Swansea City academy to keep Category One status after budget cut fears
Swansea City's academy has escaped being downgraded as part of a bid to cut costs at the Championship club.
Swansea have had notable success with their youth system in recent years, with seven academy graduates in Graham Potter's first team this season.
Four of Wales' starting line-up for last month's win over Slovakia - including highly-rated winger Daniel James - were products of the system.
The academy's elite-level status had been under threat in recent weeks.
But meetings on Tuesday saw the club's hierarchy decide against making the change.
Swansea chairman Trevor Birch said: "I can confirm the club will be maintaining its academy Category One status next season."
It is not clear whether the academy will be protected beyond the 2019-20 season, with reviews of club spending ongoing.
Club bosses had been considering a significant cut in the youth budget, which could have meant downgrading the academy from the highest-ranked Category One status to Category Three.
It is understood the club's academy costs around £5m a year to run at Category One level while downgrading could have cut spending to below £1m a year. Moving to a Category Two status is thought to make little difference financially.
In private, Swansea officials were keen to avoid such measures despite the need for the club to make savings across the board.
It is thought there will be some cuts to the academy, but not at the cost of its elite status which has produced a number of first-team players in recent years.
This season's top scorer Oli McBurnie, full-back Connor Roberts and winger James have all won international honours having played academy-grade football at the club.
However, the Championship club have been open about needing to bridge a revenue deficit of around £30m following last season's relegation from the Premier League.
Swansea's academy has more than 100 full-time and part-time staff supporting players from primary school age to the under-23s.
Downgrading would have slashed staff and player numbers and reduced the number of coaching hours as well as restricting Swansea's ability to recruit up to the age of 16.
It would have also prevented Swansea playing against fellow elite-level sides, their under-23 team having challenged for the Premier League 2 title under coaches Gary Richards and Cameron Toshack, son of former Swansea manager John.
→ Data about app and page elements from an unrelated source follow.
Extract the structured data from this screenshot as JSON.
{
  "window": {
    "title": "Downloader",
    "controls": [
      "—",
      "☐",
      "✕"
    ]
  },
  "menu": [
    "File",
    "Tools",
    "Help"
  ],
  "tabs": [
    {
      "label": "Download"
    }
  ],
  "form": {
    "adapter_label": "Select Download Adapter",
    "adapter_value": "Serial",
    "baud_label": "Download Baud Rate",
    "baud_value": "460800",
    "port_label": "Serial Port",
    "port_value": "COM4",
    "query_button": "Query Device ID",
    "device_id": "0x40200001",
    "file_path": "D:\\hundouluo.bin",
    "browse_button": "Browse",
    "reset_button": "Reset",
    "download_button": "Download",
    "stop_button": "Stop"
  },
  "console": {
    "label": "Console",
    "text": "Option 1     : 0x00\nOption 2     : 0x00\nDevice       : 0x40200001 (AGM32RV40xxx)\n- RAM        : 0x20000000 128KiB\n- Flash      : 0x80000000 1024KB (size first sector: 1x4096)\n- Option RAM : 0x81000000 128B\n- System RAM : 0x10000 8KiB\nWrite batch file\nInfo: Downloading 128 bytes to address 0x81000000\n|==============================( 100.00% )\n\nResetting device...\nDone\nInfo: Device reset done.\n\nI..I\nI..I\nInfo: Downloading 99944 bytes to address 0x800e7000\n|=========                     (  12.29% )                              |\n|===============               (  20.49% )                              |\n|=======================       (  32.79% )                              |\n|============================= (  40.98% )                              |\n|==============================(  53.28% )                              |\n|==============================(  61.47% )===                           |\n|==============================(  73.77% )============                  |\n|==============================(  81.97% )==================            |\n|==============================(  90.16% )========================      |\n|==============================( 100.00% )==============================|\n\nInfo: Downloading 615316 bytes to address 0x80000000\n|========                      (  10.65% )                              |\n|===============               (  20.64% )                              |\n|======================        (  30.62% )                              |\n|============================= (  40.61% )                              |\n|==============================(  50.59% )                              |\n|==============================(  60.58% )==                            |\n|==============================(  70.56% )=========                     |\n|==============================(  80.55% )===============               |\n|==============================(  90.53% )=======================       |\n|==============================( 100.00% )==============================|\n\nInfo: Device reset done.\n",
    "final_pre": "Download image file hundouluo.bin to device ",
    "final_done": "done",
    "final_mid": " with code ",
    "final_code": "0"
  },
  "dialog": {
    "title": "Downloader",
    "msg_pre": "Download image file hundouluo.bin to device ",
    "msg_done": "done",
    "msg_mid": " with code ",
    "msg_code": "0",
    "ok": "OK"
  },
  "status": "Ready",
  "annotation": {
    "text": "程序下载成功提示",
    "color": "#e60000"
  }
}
McBurnie, James, Roberts, George Byers and Joe Rodon have all graduated from that side to play under first-team boss Potter, earning praise in the process.
Potter has supported an emphasis on youth over the past year, which has been brought about following the sale of several senior players and limited transfers in.
Swansea spent a total of £8.5m on academy training facilities in Landore near the club's Liberty Stadium home, which was completed in August 2016 and saw the club granted Category One status.